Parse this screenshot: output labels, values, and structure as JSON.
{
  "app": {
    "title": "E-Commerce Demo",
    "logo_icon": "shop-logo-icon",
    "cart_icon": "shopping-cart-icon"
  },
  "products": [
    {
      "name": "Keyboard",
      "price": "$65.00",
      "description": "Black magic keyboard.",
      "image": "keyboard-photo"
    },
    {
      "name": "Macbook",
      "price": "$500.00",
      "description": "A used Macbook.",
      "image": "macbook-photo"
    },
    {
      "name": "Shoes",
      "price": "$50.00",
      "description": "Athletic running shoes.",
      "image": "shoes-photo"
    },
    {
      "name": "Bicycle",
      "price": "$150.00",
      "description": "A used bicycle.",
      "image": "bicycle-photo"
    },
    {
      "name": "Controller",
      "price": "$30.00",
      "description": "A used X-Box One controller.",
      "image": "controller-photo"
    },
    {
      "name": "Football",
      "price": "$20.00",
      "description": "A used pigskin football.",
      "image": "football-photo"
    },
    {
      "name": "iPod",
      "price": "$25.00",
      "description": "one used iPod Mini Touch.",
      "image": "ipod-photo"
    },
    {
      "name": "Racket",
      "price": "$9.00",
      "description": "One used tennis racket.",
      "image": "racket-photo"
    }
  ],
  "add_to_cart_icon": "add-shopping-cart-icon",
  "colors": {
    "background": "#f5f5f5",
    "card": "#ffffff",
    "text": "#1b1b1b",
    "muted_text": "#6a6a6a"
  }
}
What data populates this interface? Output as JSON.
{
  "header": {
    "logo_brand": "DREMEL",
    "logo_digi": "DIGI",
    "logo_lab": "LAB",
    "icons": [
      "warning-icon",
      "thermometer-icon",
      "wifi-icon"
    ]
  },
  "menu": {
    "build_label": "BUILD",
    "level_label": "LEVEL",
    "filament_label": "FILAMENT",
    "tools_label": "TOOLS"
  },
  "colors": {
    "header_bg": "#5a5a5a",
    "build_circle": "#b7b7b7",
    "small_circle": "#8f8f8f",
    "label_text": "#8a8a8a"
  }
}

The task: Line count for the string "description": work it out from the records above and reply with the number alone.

Written solution: 8